[Collected data]
========

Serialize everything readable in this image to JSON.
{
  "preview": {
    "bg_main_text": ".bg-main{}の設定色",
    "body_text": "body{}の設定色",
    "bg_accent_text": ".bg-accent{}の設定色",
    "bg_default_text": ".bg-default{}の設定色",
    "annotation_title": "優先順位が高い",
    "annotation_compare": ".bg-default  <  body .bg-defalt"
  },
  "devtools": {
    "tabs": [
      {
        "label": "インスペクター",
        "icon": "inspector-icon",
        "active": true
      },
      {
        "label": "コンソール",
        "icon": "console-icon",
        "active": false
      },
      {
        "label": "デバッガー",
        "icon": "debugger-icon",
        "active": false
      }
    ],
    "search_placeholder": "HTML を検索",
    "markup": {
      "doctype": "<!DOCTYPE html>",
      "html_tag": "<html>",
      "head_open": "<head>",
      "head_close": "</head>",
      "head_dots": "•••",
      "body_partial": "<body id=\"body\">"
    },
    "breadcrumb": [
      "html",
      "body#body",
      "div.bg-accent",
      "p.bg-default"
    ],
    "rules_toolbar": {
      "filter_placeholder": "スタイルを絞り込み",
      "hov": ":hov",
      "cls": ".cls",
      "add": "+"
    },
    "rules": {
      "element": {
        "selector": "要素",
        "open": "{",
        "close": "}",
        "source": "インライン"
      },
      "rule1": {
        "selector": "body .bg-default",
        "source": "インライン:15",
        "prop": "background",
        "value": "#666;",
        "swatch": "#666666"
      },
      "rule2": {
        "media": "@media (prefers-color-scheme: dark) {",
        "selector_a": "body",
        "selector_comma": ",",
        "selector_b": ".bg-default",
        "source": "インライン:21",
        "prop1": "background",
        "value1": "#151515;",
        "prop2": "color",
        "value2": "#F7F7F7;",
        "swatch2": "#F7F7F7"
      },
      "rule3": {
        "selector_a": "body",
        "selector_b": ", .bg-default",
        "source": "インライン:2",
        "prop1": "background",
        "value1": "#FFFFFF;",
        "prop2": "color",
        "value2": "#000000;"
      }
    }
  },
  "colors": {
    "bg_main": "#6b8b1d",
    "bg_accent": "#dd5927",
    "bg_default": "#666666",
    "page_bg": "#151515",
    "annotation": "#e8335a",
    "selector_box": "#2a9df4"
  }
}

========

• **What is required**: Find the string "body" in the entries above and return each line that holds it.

• **Solution for this problem**:
    "body_text": "body{}の設定色",
    "annotation_compare": ".bg-default  <  body .bg-defalt"
      "body_partial": "<body id=\"body\">"
      "body#body",
        "selector": "body .bg-default",
        "selector_a": "body",
        "selector_a": "body",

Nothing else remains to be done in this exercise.